RECORDS PROVIDED:
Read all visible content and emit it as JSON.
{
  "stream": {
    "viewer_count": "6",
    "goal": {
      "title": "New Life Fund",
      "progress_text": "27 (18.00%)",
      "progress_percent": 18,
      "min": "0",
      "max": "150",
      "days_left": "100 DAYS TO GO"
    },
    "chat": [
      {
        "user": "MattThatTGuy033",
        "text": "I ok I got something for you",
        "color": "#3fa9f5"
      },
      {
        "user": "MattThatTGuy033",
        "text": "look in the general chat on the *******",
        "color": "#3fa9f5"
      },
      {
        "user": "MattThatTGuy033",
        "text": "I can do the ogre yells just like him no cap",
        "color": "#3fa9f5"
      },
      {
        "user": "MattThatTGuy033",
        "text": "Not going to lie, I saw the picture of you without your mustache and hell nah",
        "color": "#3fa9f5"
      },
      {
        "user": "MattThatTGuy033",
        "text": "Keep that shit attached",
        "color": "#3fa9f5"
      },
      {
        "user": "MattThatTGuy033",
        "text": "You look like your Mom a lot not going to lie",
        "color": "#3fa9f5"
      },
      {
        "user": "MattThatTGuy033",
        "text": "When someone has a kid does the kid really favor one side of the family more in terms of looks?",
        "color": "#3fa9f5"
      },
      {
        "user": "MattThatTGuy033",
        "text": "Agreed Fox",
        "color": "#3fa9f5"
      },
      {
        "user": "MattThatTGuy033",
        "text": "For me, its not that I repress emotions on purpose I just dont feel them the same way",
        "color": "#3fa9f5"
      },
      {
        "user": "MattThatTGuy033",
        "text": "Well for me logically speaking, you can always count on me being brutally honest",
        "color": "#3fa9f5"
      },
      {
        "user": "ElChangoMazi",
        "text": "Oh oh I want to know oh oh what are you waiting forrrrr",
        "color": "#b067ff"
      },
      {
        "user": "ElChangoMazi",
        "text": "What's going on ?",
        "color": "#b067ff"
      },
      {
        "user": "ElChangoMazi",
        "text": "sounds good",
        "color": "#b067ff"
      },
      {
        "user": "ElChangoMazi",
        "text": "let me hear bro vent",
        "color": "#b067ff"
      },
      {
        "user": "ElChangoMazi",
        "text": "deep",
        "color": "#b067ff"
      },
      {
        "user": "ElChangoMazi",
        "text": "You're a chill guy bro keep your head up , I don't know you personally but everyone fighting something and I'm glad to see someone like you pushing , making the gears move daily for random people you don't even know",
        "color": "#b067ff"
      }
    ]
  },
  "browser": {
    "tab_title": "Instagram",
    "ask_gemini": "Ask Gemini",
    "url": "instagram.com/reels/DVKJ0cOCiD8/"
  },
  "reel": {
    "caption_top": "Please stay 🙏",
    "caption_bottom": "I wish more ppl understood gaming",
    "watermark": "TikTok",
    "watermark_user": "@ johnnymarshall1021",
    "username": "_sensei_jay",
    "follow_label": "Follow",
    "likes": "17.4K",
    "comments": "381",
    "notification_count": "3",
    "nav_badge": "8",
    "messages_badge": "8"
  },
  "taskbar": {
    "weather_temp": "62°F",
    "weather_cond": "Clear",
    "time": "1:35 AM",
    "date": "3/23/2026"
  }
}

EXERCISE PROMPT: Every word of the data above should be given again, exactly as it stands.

SOLUTION BELOW:
Read all visible content and emit it as JSON.
{
  "stream": {
    "viewer_count": "6",
    "goal": {
      "title": "New Life Fund",
      "progress_text": "27 (18.00%)",
      "progress_percent": 18,
      "min": "0",
      "max": "150",
      "days_left": "100 DAYS TO GO"
    },
    "chat": [
      {
        "user": "MattThatTGuy033",
        "text": "I ok I got something for you",
        "color": "#3fa9f5"
      },
      {
        "user": "MattThatTGuy033",
        "text": "look in the general chat on the *******",
        "color": "#3fa9f5"
      },
      {
        "user": "MattThatTGuy033",
        "text": "I can do the ogre yells just like him no cap",
        "color": "#3fa9f5"
      },
      {
        "user": "MattThatTGuy033",
        "text": "Not going to lie, I saw the picture of you without your mustache and hell nah",
        "color": "#3fa9f5"
      },
      {
        "user": "MattThatTGuy033",
        "text": "Keep that shit attached",
        "color": "#3fa9f5"
      },
      {
        "user": "MattThatTGuy033",
        "text": "You look like your Mom a lot not going to lie",
        "color": "#3fa9f5"
      },
      {
        "user": "MattThatTGuy033",
        "text": "When someone has a kid does the kid really favor one side of the family more in terms of looks?",
        "color": "#3fa9f5"
      },
      {
        "user": "MattThatTGuy033",
        "text": "Agreed Fox",
        "color": "#3fa9f5"
      },
      {
        "user": "MattThatTGuy033",
        "text": "For me, its not that I repress emotions on purpose I just dont feel them the same way",
        "color": "#3fa9f5"
      },
      {
        "user": "MattThatTGuy033",
        "text": "Well for me logically speaking, you can always count on me being brutally honest",
        "color": "#3fa9f5"
      },
      {
        "user": "ElChangoMazi",
        "text": "Oh oh I want to know oh oh what are you waiting forrrrr",
        "color": "#b067ff"
      },
      {
        "user": "ElChangoMazi",
        "text": "What's going on ?",
        "color": "#b067ff"
      },
      {
        "user": "ElChangoMazi",
        "text": "sounds good",
        "color": "#b067ff"
      },
      {
        "user": "ElChangoMazi",
        "text": "let me hear bro vent",
        "color": "#b067ff"
      },
      {
        "user": "ElChangoMazi",
        "text": "deep",
        "color": "#b067ff"
      },
      {
        "user": "ElChangoMazi",
        "text": "You're a chill guy bro keep your head up , I don't know you personally but everyone fighting something and I'm glad to see someone like you pushing , making the gears move daily for random people you don't even know",
        "color": "#b067ff"
      }
    ]
  },
  "browser": {
    "tab_title": "Instagram",
    "ask_gemini": "Ask Gemini",
    "url": "instagram.com/reels/DVKJ0cOCiD8/"
  },
  "reel": {
    "caption_top": "Please stay 🙏",
    "caption_bottom": "I wish more ppl understood gaming",
    "watermark": "TikTok",
    "watermark_user": "@ johnnymarshall1021",
    "username": "_sensei_jay",
    "follow_label": "Follow",
    "likes": "17.4K",
    "comments": "381",
    "notification_count": "3",
    "nav_badge": "8",
    "messages_badge": "8"
  },
  "taskbar": {
    "weather_temp": "62°F",
    "weather_cond": "Clear",
    "time": "1:35 AM",
    "date": "3/23/2026"
  }
}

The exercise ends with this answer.